The sages of the Mishnah picked up on the cues from Korah and went on to teach the following in Tractate Avot 5:20: "Any dispute [machloket] for heaven’s sake will ultimately endure; while any dispute [machloket] which is not for heaven’s sake will not endure. What is a dispute for heaven’s sake? This is a debate between Hillel and Shammai. What is a dispute that is not for heaven’s sake? This is the dispute of Korah and his assembly." In other words, there is a difference between petty squabbling and good arguments that allow for growth amidst real difference. Shammai and Hillel exemplify what it means to be involved in disputes for heaven’s sake, given that before either one would launch his own argument, his first step was to cite the opposing position; only after having done so would he then make his own argument. This posture displays a deep respect for opposing points of view and the realization that truth is discovered as part of a process that emerges in civil dialogue.

The vibrancy we yearn for in our Jewish lives comes by living in that creative tension between the Mosaic path and the Korahite path. The challenge before each of us is how to create that single vessel within community – to make space to foster the creative tension to enable our moral grandeur and spiritual audacity to be fully lived.

- Rabbi Aubrey Glazer

Artwork note: This week's artwork is a depiction of the chasm which opened under Korah and his allies. Numbers 16:32: "The earth beneath them opened its mouth and swallowed them and their houses, and all the men who were with Korah and all the property." Although the text of the parsha does not describe the chasm in any detail, it is imagined here as a great, volcanic sinkhole. Illustration by Christopher Orev Reiger.

Max Lederman's Bar Mitzvah

Facebook_MaxLedermanShalom! My name is Max Lederman and I am entering 9th grade at the Lycée Français de San Francisco. So, yes, I am fluent in French and working on Spanish and Latin.

I’m an avid soccer player and have been playing since I was a toddler. You’ve probably seen me in synagogue in one of my soccer jerseys! I play on a competitive travel team and practice several times a week. But I also love baseball, basketball, and football. Beyond sports, I can be found reading history or science fiction, playing video games or watching TV. I also love spending time with my family and am excited to have them by my side when I am called to Torah.

I have been preparing for my bar mitzvah for a whole year now, and in only a few days the wait will be over! I have learned a lot over this past year about my history and myself. I will be reading from Parashat Korah, which is found in the Book of Numbers. The parsha is full of blood, as G-d and Moshe (Moses) must confront Korah, the leader of a rebellion. Although many die by the hand of G-d in this parsha, we also learn of G-d’s peaceful side when Aaron’s staff blooms.

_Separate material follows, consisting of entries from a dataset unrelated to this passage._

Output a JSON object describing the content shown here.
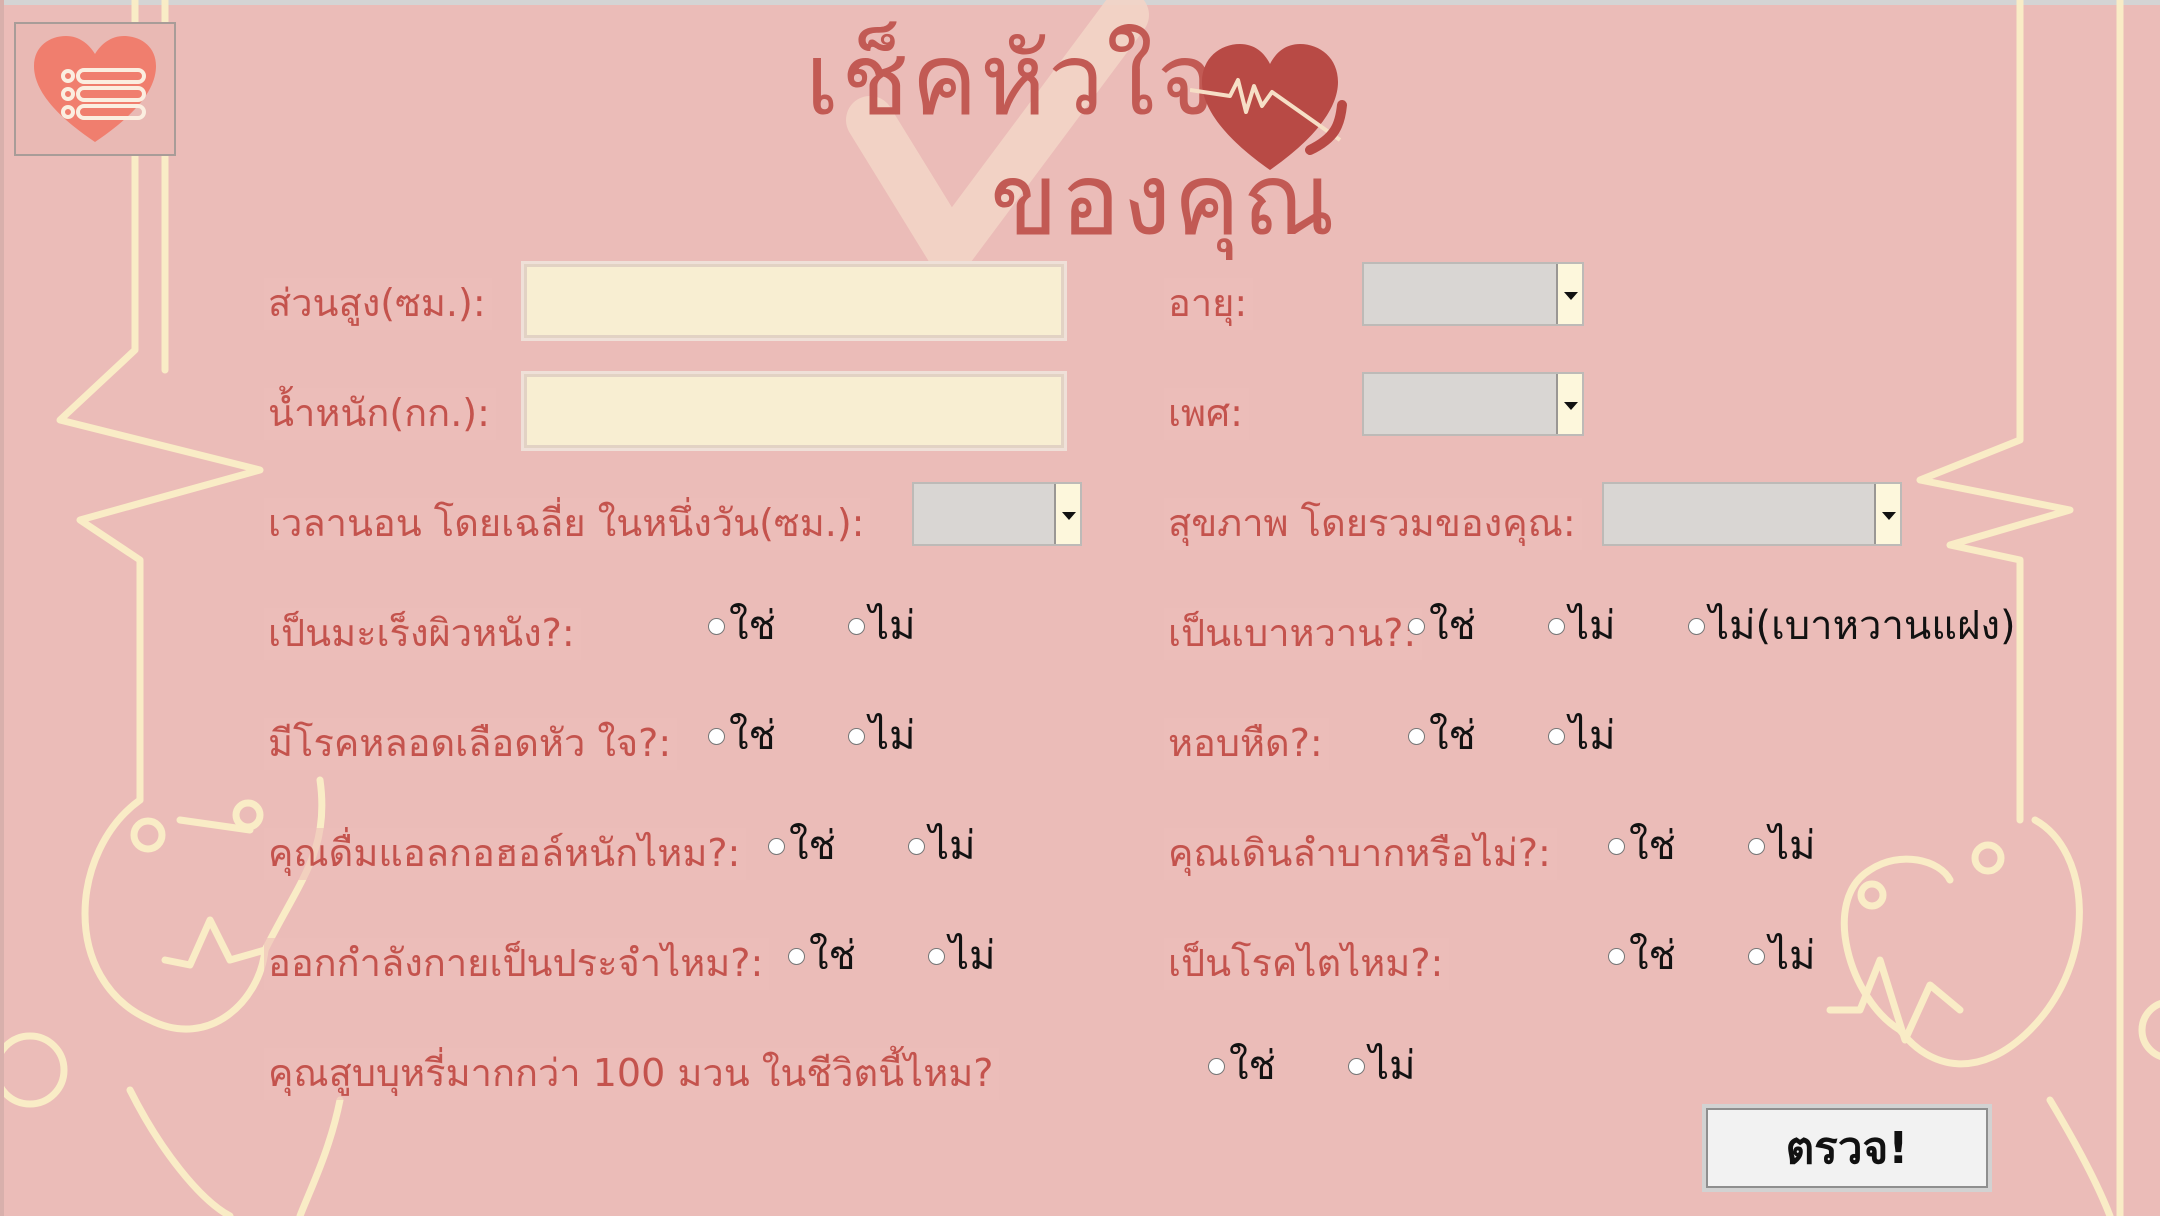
{
  "header": {
    "title_line1": "เช็คหัวใจ",
    "title_line2": "ของคุณ"
  },
  "icons": {
    "menu": "heart-list-icon",
    "title_heart": "heartbeat-heart-icon",
    "watermark": "check-mark-icon"
  },
  "colors": {
    "background": "#ebbcb8",
    "label": "#c4534d",
    "title": "#c25a54",
    "field": "#f8eed2",
    "decoration": "#f9ecc6"
  },
  "form": {
    "height": {
      "label": "ส่วนสูง(ซม.):",
      "value": "",
      "placeholder": ""
    },
    "weight": {
      "label": "น้ำหนัก(กก.):",
      "value": "",
      "placeholder": ""
    },
    "age": {
      "label": "อายุ:",
      "value": ""
    },
    "sex": {
      "label": "เพศ:",
      "value": ""
    },
    "sleep": {
      "label": "เวลานอน โดยเฉลี่ย ในหนึ่งวัน(ซม.):",
      "value": ""
    },
    "general_health": {
      "label": "สุขภาพ โดยรวมของคุณ:",
      "value": ""
    },
    "skin_cancer": {
      "label": "เป็นมะเร็งผิวหนัง?:",
      "options": [
        "ใช่",
        "ไม่"
      ]
    },
    "diabetic": {
      "label": "เป็นเบาหวาน?:",
      "options": [
        "ใช่",
        "ไม่",
        "ไม่(เบาหวานแฝง)"
      ]
    },
    "stroke": {
      "label": "มีโรคหลอดเลือดหัว ใจ?:",
      "options": [
        "ใช่",
        "ไม่"
      ]
    },
    "asthma": {
      "label": "หอบหืด?:",
      "options": [
        "ใช่",
        "ไม่"
      ]
    },
    "alcohol": {
      "label": "คุณดื่มแอลกอฮอล์หนักไหม?:",
      "options": [
        "ใช่",
        "ไม่"
      ]
    },
    "diff_walking": {
      "label": "คุณเดินลำบากหรือไม่?:",
      "options": [
        "ใช่",
        "ไม่"
      ]
    },
    "physical_activity": {
      "label": "ออกกำลังกายเป็นประจำไหม?:",
      "options": [
        "ใช่",
        "ไม่"
      ]
    },
    "kidney_disease": {
      "label": "เป็นโรคไตไหม?:",
      "options": [
        "ใช่",
        "ไม่"
      ]
    },
    "smoking": {
      "label": "คุณสูบบุหรี่มากกว่า 100 มวน ในชีวิตนี้ไหม?",
      "options": [
        "ใช่",
        "ไม่"
      ]
    }
  },
  "submit": {
    "label": "ตรวจ!"
  }
}
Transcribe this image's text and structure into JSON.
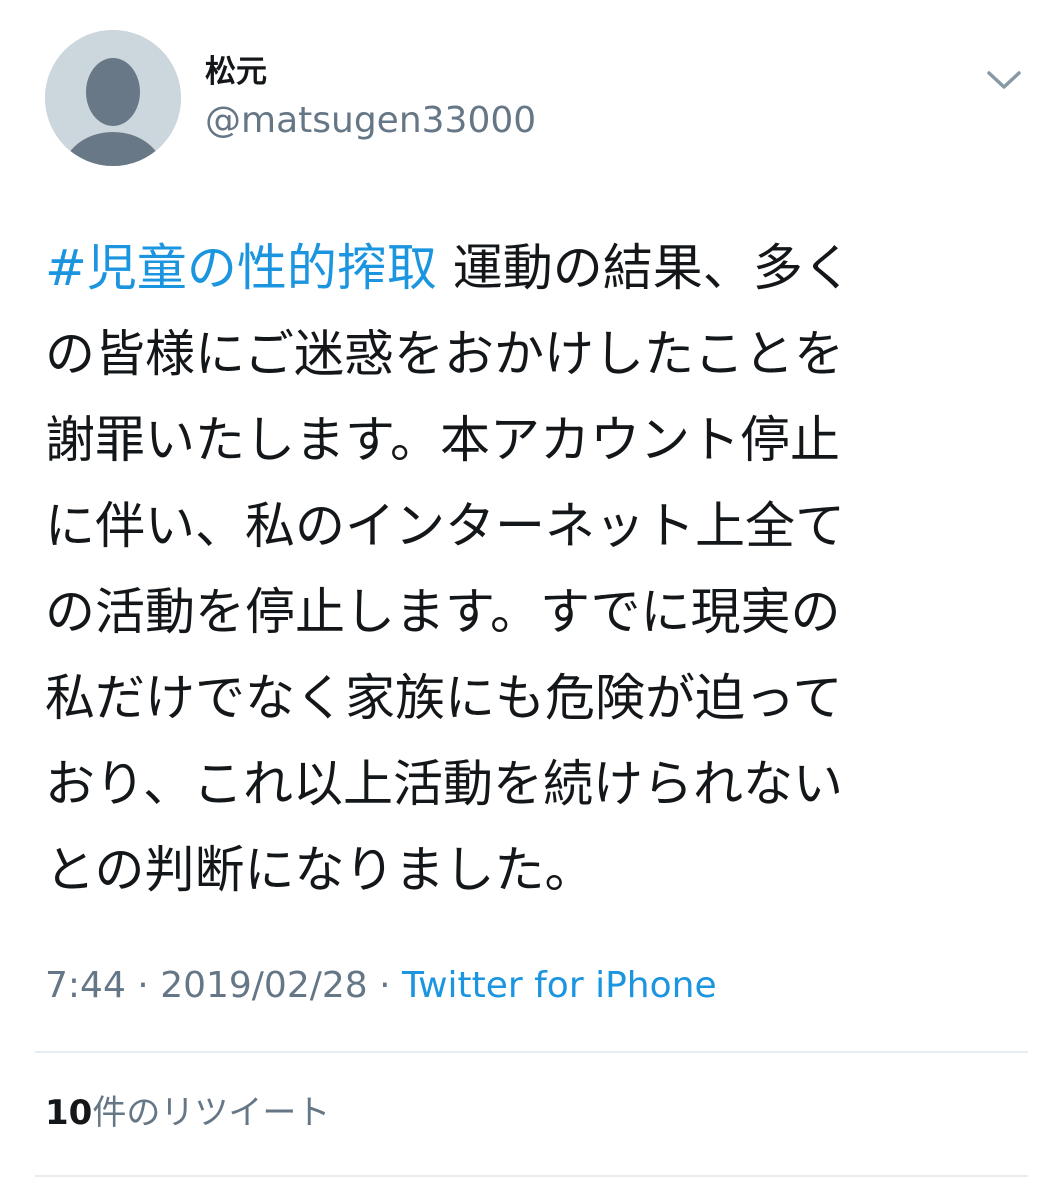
{
  "user": {
    "display_name": "松元",
    "handle": "@matsugen33000",
    "avatar_icon": "default-avatar-icon"
  },
  "menu": {
    "icon": "chevron-down-icon"
  },
  "tweet": {
    "hashtag": "#児童の性的搾取",
    "lines": [
      " 運動の結果、多く",
      "の皆様にご迷惑をおかけしたことを",
      "謝罪いたします。本アカウント停止",
      "に伴い、私のインターネット上全て",
      "の活動を停止します。すでに現実の",
      "私だけでなく家族にも危険が迫って",
      "おり、これ以上活動を続けられない",
      "との判断になりました。"
    ]
  },
  "meta": {
    "time": "7:44",
    "separator": " · ",
    "date": "2019/02/28",
    "source": "Twitter for iPhone"
  },
  "stats": {
    "retweet_count": "10",
    "retweet_label": "件のリツイート"
  },
  "colors": {
    "link": "#1b95e0",
    "secondary_text": "#657786",
    "primary_text": "#14171a",
    "divider": "#e6ecf0",
    "avatar_bg": "#ccd6dd",
    "avatar_fg": "#697887"
  }
}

Thank you, Mom and Dad, for helping me on this wild ride with my sister by my side. Thank you, Rabbi Glazer, for teaching me about the Torah, especially my parsha, Korah. And thank you to my tutor, Marilyn, for helping me study blessings and giving me haftarah and Torah lessons.